* **Exercise goal**
Return the following data exactly, with all pictures left out.

[Source records]

◇ ◇ ◇

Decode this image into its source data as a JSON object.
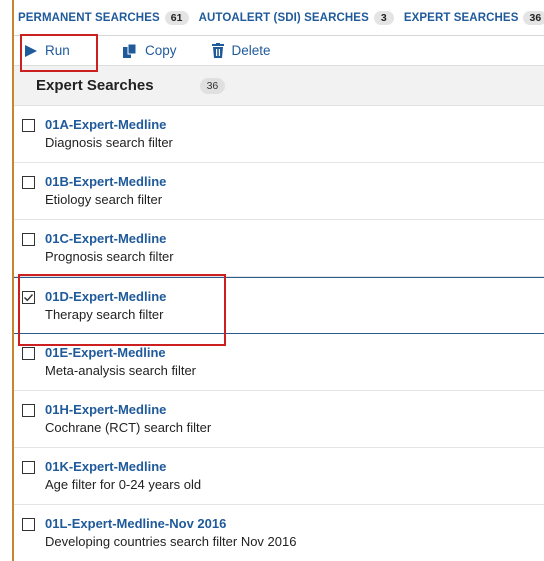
{
  "tabs": [
    {
      "label": "PERMANENT SEARCHES",
      "count": "61"
    },
    {
      "label": "AUTOALERT (SDI) SEARCHES",
      "count": "3"
    },
    {
      "label": "EXPERT SEARCHES",
      "count": "36"
    }
  ],
  "toolbar": {
    "run_label": "Run",
    "copy_label": "Copy",
    "delete_label": "Delete"
  },
  "section": {
    "title": "Expert Searches",
    "count": "36"
  },
  "items": [
    {
      "title": "01A-Expert-Medline",
      "desc": "Diagnosis search filter",
      "checked": false
    },
    {
      "title": "01B-Expert-Medline",
      "desc": "Etiology search filter",
      "checked": false
    },
    {
      "title": "01C-Expert-Medline",
      "desc": "Prognosis search filter",
      "checked": false
    },
    {
      "title": "01D-Expert-Medline",
      "desc": "Therapy search filter",
      "checked": true
    },
    {
      "title": "01E-Expert-Medline",
      "desc": "Meta-analysis search filter",
      "checked": false
    },
    {
      "title": "01H-Expert-Medline",
      "desc": "Cochrane (RCT) search filter",
      "checked": false
    },
    {
      "title": "01K-Expert-Medline",
      "desc": "Age filter for 0-24 years old",
      "checked": false
    },
    {
      "title": "01L-Expert-Medline-Nov 2016",
      "desc": "Developing countries search filter Nov 2016",
      "checked": false
    }
  ],
  "icons": {
    "run": "play-icon",
    "copy": "copy-icon",
    "delete": "trash-icon",
    "check": "checkmark-icon"
  },
  "colors": {
    "link": "#1f5a9a",
    "highlight": "#cc2020",
    "panel_border": "#c8862b"
  }
}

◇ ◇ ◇

* **Answer section**
Decode this image into its source data as a JSON object.
{
  "tabs": [
    {
      "label": "PERMANENT SEARCHES",
      "count": "61"
    },
    {
      "label": "AUTOALERT (SDI) SEARCHES",
      "count": "3"
    },
    {
      "label": "EXPERT SEARCHES",
      "count": "36"
    }
  ],
  "toolbar": {
    "run_label": "Run",
    "copy_label": "Copy",
    "delete_label": "Delete"
  },
  "section": {
    "title": "Expert Searches",
    "count": "36"
  },
  "items": [
    {
      "title": "01A-Expert-Medline",
      "desc": "Diagnosis search filter",
      "checked": false
    },
    {
      "title": "01B-Expert-Medline",
      "desc": "Etiology search filter",
      "checked": false
    },
    {
      "title": "01C-Expert-Medline",
      "desc": "Prognosis search filter",
      "checked": false
    },
    {
      "title": "01D-Expert-Medline",
      "desc": "Therapy search filter",
      "checked": true
    },
    {
      "title": "01E-Expert-Medline",
      "desc": "Meta-analysis search filter",
      "checked": false
    },
    {
      "title": "01H-Expert-Medline",
      "desc": "Cochrane (RCT) search filter",
      "checked": false
    },
    {
      "title": "01K-Expert-Medline",
      "desc": "Age filter for 0-24 years old",
      "checked": false
    },
    {
      "title": "01L-Expert-Medline-Nov 2016",
      "desc": "Developing countries search filter Nov 2016",
      "checked": false
    }
  ],
  "icons": {
    "run": "play-icon",
    "copy": "copy-icon",
    "delete": "trash-icon",
    "check": "checkmark-icon"
  },
  "colors": {
    "link": "#1f5a9a",
    "highlight": "#cc2020",
    "panel_border": "#c8862b"
  }
}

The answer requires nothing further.